Assignment:
What lines in the records below mention "source"? List them all.

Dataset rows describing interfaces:
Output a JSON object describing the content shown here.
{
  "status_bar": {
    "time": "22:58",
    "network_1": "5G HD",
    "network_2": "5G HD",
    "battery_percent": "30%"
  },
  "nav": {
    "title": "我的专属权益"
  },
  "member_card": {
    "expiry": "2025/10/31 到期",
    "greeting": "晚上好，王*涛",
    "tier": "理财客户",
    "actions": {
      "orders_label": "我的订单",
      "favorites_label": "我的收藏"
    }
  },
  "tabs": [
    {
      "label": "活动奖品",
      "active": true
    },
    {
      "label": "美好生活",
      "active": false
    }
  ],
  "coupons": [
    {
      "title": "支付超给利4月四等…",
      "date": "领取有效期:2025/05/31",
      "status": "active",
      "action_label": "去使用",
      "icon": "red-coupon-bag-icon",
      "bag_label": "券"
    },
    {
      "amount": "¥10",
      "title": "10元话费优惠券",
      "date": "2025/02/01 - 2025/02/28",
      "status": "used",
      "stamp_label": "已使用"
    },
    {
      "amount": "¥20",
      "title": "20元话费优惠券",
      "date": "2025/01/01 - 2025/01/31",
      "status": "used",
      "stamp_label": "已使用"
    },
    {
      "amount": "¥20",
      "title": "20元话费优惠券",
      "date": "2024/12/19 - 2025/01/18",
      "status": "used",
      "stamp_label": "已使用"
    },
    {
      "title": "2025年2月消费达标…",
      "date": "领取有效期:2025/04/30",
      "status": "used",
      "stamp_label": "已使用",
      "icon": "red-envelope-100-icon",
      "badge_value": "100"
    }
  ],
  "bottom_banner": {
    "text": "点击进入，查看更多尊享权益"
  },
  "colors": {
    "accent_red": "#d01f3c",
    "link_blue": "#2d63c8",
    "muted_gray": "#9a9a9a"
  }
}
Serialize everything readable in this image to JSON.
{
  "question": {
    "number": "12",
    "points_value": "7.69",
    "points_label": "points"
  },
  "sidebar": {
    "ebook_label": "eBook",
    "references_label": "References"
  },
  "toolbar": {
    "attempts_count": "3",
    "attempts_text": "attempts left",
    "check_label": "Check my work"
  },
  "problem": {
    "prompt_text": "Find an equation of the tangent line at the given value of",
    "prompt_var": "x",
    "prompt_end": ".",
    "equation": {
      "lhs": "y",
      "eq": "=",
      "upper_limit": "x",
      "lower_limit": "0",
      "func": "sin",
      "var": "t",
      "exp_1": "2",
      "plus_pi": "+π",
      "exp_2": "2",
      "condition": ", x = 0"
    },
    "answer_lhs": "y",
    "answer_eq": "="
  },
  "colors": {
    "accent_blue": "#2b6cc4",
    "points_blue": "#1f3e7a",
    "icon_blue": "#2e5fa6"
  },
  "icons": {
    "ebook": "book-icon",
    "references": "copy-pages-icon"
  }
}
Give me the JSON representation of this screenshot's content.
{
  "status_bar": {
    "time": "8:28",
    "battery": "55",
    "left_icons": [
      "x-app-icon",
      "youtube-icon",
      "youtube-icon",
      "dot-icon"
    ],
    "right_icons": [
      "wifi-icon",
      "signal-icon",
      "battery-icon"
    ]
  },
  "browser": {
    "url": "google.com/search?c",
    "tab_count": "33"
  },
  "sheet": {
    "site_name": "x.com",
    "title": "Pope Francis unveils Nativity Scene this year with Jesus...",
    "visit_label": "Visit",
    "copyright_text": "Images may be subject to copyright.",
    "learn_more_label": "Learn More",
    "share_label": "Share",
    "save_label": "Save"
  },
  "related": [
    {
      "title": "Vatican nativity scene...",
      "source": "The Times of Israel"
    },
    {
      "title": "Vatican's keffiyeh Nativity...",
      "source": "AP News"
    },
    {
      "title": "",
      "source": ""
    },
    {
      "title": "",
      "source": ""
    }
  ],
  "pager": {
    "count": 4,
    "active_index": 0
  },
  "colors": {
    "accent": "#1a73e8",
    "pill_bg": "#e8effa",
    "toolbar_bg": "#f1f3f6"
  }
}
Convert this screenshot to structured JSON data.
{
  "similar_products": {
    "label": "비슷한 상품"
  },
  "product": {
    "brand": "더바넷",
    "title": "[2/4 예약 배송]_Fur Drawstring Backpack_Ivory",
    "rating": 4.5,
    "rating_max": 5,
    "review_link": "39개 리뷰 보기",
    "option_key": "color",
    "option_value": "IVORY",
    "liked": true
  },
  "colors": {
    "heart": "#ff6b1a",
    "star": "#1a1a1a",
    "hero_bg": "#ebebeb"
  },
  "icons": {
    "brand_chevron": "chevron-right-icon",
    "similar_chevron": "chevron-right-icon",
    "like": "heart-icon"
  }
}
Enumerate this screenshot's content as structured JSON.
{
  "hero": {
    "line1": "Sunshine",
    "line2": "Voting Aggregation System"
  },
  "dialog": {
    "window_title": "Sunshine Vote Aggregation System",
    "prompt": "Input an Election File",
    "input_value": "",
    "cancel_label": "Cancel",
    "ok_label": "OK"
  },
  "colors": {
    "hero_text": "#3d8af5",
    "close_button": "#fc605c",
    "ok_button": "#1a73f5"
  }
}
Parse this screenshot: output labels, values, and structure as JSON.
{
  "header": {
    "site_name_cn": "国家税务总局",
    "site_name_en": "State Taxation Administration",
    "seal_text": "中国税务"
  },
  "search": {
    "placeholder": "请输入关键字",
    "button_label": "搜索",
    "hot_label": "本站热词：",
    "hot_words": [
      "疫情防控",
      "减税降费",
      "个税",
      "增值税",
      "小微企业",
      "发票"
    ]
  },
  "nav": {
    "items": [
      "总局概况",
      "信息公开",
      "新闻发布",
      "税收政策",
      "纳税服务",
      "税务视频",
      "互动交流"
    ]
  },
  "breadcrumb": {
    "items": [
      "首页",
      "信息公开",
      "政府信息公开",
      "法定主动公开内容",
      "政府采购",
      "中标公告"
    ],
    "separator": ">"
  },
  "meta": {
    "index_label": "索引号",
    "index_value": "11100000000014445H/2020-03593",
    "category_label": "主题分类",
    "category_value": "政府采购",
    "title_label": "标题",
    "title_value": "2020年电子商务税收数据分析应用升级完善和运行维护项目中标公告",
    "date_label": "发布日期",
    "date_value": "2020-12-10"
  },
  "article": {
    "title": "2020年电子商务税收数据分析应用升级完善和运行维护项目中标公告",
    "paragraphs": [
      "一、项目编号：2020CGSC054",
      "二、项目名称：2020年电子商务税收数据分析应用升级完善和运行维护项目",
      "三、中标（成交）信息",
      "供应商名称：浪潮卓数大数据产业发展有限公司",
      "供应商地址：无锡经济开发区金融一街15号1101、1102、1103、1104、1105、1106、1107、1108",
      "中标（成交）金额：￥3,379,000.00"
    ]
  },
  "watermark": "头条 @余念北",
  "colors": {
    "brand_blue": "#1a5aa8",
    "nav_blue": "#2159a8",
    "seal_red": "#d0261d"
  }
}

Exercise output:
      "source": "The Times of Israel"
      "source": "AP News"
      "source": ""
      "source": ""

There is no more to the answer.